AU - Clark, Janine

N1 - Funding information: This research was supported by the European Research Council under grant number 724518.

PY - 2021/6/8

Y1 - 2021/6/8

N2 - Within policy discourse on conflict-related sexual violence, there is a strong emphasis on the need for and importance of a ‘survivor-centred approach’. This interdisciplinary article seeks to demonstrate that such an approach, by itself, is too narrow. Emphasizing connectivity, a central concept within the science of ecology that refers to connections that enable and facilitate vital ecological processes, the article’s core argument is that survivor-centred discourse critically marginalizes, or neglects, the fundamental webs of connectivity with which the everyday lives of those who have suffered conflict-related sexual violence are intricately interwoven. The article draws on qualitative interviews with victims-/survivors of conflict-related sexual violence in Bosnia and Herzegovina, Colombia and Uganda to empirically develop two ‘connectivity critiques’ of survivor-centred discourse, focusing on resources and health respectively. Ultimately, it is not advocating the abandonment of a survivor-centred approach, but, rather, a social ecological reframing of it.

AB - Within policy discourse on conflict-related sexual violence, there is a strong emphasis on the need for and importance of a ‘survivor-centred approach’. This interdisciplinary article seeks to demonstrate that such an approach, by itself, is too narrow. Emphasizing connectivity, a central concept within the science of ecology that refers to connections that enable and facilitate vital ecological processes, the article’s core argument is that survivor-centred discourse critically marginalizes, or neglects, the fundamental webs of connectivity with which the everyday lives of those who have suffered conflict-related sexual violence are intricately interwoven. The article draws on qualitative interviews with victims-/survivors of conflict-related sexual violence in Bosnia and Herzegovina, Colombia and Uganda to empirically develop two ‘connectivity critiques’ of survivor-centred discourse, focusing on resources and health respectively. Ultimately, it is not advocating the abandonment of a survivor-centred approach, but, rather, a social ecological reframing of it.

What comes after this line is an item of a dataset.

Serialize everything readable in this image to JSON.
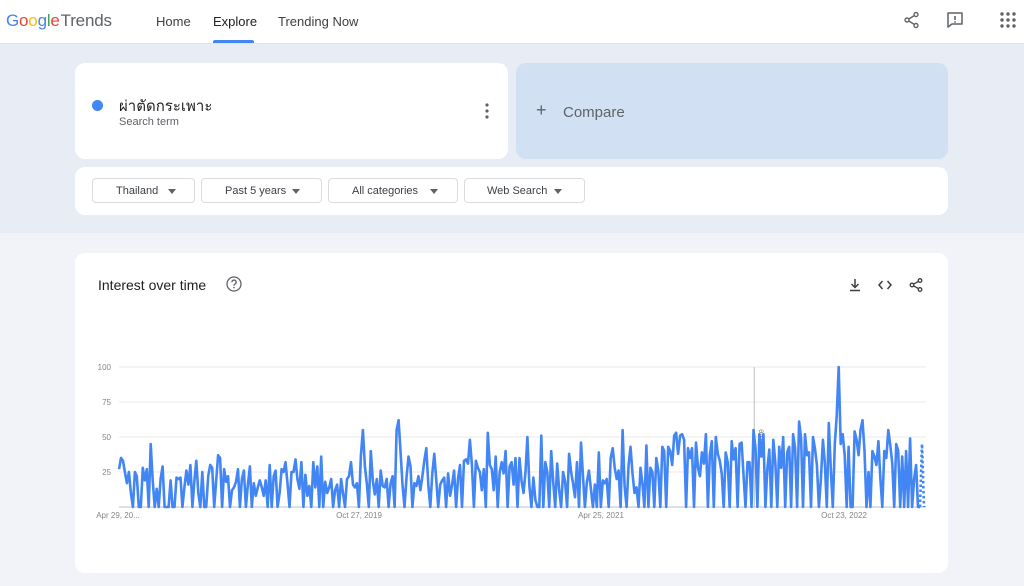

U2 - 10.1093/ia/iiab055

DO - 10.1093/ia/iiab055

M3 - Article

VL - 2021

SP - 1

EP - 18

JO - International Affairs

JF - International Affairs

SN - 0020-5850

ER -